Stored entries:
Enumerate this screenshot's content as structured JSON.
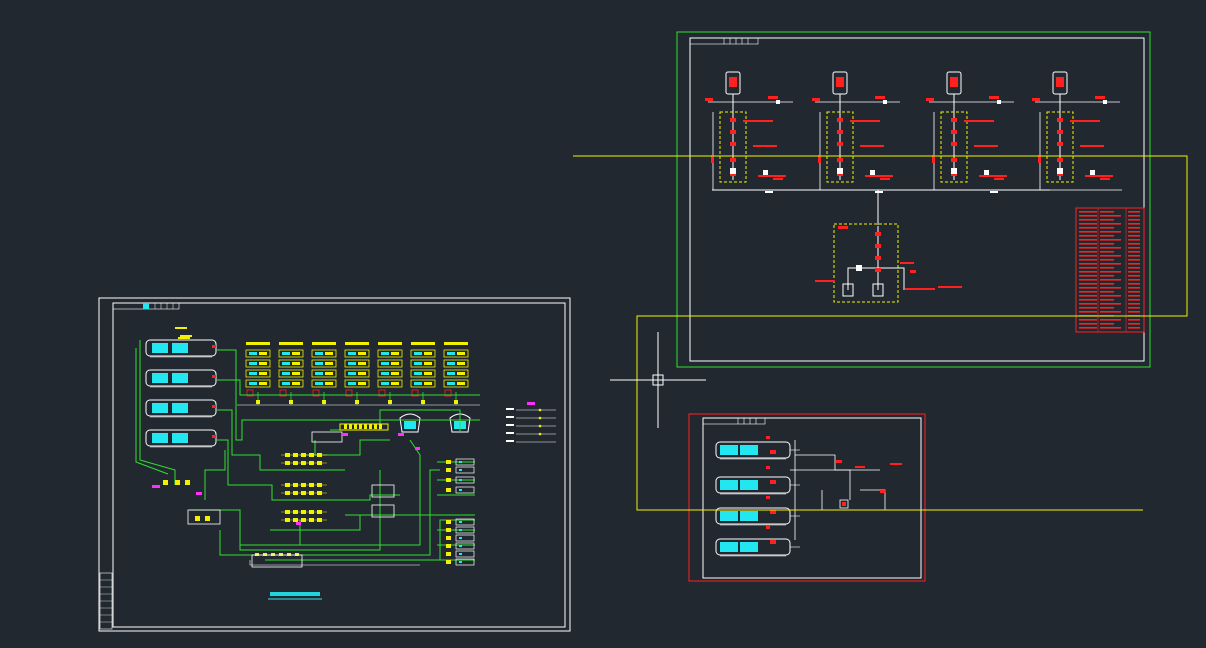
{
  "colors": {
    "background": "#212830",
    "frame": "#ffffff",
    "pipe_green": "#2ee02e",
    "equipment_cyan": "#22e6f0",
    "label_yellow": "#f2f200",
    "valve_red": "#ff2020",
    "accent_magenta": "#ff30ff",
    "crosshair": "#ffffff"
  },
  "icons": {
    "cursor": "crosshair-icon",
    "chiller": "chiller-icon",
    "cooling_tower": "cooling-tower-icon",
    "pump": "pump-icon",
    "valve": "valve-icon",
    "water_heater": "water-heater-icon"
  },
  "sheet_left": {
    "title": "",
    "legend_title": ""
  },
  "sheet_top_right": {
    "title": ""
  },
  "sheet_bottom_right": {
    "title": ""
  }
}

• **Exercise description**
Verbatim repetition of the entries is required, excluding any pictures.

• **Finished task**
Enumerate this screenshot's content as structured JSON.
{
  "colors": {
    "background": "#212830",
    "frame": "#ffffff",
    "pipe_green": "#2ee02e",
    "equipment_cyan": "#22e6f0",
    "label_yellow": "#f2f200",
    "valve_red": "#ff2020",
    "accent_magenta": "#ff30ff",
    "crosshair": "#ffffff"
  },
  "icons": {
    "cursor": "crosshair-icon",
    "chiller": "chiller-icon",
    "cooling_tower": "cooling-tower-icon",
    "pump": "pump-icon",
    "valve": "valve-icon",
    "water_heater": "water-heater-icon"
  },
  "sheet_left": {
    "title": "",
    "legend_title": ""
  },
  "sheet_top_right": {
    "title": ""
  },
  "sheet_bottom_right": {
    "title": ""
  }
}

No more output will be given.